MIKE SHEA: Well, we've had a player that has played a shot from the top of a clubhouse at Indian Wells one year and got the ball up and down, so it has happened. I think it was Gary Hallberg on the 18th hole
SLUGGER WHITE: 16th hole.
MIKE SHEA: 16th hole at Indian Wells. So, I mean
SLUGGER WHITE: He didn't want to drop it so he played it.
MIKE SHEA: I think those are kind of odd rulings. The ones where guys get disqualified, that's really tough. Those are worse than the odd ones?
Q. Not to continue with the hypothetical, but if the ball had gone through the little service area across the road and onto the North Course, still in play?
MIKE SHEA: Yes.
Q. Are there any clubhouses that you can think of that would be out of bounds?
DILLARD PRUITT: Colonial.
SLUGGER WHITE: The only one I can think of is Colonial. They play that as a local rule there at the club, and we just continue on with it.
MIKE SHEA: There's a lot of clubhouses that are in bounds.
SLUGGER WHITE: The clubhouse at Muirfield.
DILLARD PRUITT: Quail Hollow.

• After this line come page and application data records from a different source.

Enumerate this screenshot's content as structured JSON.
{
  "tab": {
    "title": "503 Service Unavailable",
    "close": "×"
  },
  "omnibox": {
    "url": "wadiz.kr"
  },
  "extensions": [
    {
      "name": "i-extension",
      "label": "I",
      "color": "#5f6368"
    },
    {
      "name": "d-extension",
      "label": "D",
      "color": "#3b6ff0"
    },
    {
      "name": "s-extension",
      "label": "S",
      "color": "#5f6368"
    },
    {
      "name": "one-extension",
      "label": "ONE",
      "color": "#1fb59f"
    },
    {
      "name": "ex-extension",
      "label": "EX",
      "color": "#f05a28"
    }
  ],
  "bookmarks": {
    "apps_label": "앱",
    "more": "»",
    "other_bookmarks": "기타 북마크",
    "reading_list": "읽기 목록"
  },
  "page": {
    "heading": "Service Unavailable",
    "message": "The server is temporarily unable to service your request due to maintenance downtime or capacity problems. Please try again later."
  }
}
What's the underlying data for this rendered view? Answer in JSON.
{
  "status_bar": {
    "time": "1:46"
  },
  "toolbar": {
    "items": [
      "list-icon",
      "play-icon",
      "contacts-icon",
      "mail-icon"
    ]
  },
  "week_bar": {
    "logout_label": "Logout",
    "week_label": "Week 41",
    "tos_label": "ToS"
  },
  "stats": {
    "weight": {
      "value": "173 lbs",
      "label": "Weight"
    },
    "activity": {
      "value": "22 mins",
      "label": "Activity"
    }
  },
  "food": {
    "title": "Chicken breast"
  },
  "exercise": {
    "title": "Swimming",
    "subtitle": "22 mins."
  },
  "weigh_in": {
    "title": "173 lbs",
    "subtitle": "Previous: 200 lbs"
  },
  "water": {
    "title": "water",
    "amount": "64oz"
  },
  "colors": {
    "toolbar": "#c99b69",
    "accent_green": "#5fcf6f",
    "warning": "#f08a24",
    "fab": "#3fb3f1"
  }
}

Q. Whatever happened to McGinley?
MIKE SHEA: He found his ball. His ball was on the path just behind the grandstand, and that's who I originally started dealing with as Dillard was trying to get we kind of operated on part of the distance that Paul was, so we knew the distance from one place and then just
Q. Where did he end up dropping?
MIKE SHEA: He was to the left of well, the golfer's right of No. 9 green just off the far edge of the grandstand. It would be an angle going towards No. 1 tee.
Q. Was it on the concrete or in a bush, McGinley's?
MIKE SHEA: He told me he brought his ball. He played his ball. It was just adjacent to the cart path that's behind the grandstand.
End of FastScripts.